What you have to do =
Every line containing the word "Origin" must be pulled from the records.

Data for the task =
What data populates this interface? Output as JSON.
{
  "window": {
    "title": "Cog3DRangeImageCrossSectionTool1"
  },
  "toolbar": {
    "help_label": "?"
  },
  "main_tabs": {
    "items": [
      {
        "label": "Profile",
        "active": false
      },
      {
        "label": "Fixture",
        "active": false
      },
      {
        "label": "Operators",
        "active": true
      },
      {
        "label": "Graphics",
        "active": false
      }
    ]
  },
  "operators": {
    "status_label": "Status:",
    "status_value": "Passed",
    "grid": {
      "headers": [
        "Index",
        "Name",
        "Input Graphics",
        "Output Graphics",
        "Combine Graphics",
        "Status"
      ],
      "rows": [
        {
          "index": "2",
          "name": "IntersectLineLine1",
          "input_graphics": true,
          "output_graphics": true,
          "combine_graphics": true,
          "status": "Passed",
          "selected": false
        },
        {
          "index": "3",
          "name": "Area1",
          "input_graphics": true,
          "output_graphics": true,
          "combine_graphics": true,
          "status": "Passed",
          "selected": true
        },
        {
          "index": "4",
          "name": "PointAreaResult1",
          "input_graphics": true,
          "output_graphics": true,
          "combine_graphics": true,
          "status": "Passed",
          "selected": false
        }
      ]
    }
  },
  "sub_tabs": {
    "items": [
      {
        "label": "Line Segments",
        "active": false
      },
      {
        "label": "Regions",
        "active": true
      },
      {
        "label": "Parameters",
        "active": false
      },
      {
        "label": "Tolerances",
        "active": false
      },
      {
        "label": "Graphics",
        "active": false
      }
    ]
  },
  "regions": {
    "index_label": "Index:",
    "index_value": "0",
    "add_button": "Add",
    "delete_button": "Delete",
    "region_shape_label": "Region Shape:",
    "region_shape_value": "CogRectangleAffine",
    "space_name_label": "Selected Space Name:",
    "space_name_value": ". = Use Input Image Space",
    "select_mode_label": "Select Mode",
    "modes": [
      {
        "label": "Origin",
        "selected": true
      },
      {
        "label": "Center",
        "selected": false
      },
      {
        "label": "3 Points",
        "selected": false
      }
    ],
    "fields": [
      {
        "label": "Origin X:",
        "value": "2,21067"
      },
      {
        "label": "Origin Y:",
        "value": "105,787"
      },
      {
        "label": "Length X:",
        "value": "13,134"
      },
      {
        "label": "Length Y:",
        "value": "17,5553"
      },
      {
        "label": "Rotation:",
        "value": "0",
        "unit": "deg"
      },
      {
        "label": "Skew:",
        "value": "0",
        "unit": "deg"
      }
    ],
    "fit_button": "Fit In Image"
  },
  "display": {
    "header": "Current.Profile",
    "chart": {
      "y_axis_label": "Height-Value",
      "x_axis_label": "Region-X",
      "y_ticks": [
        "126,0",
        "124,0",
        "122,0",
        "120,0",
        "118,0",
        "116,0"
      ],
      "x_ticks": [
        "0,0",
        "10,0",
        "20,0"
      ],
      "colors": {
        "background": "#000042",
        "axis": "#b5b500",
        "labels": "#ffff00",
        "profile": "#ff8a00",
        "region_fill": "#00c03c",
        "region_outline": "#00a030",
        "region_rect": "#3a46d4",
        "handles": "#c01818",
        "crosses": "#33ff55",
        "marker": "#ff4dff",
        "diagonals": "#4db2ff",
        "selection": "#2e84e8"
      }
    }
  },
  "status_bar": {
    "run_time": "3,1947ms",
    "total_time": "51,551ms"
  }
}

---

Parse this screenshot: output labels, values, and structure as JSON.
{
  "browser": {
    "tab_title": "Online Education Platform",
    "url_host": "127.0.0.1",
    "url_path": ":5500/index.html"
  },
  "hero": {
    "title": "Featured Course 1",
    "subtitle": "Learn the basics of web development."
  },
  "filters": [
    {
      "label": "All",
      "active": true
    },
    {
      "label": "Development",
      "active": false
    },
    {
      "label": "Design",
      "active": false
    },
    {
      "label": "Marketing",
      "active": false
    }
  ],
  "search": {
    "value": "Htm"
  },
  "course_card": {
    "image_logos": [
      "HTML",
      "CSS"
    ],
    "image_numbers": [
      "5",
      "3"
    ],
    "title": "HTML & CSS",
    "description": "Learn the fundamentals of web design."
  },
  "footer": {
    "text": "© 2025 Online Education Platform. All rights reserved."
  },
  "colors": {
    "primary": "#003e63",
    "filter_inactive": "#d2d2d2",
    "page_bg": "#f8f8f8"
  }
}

Answer =
        "label": "Origin",
        "label": "Origin X:",
        "label": "Origin Y:",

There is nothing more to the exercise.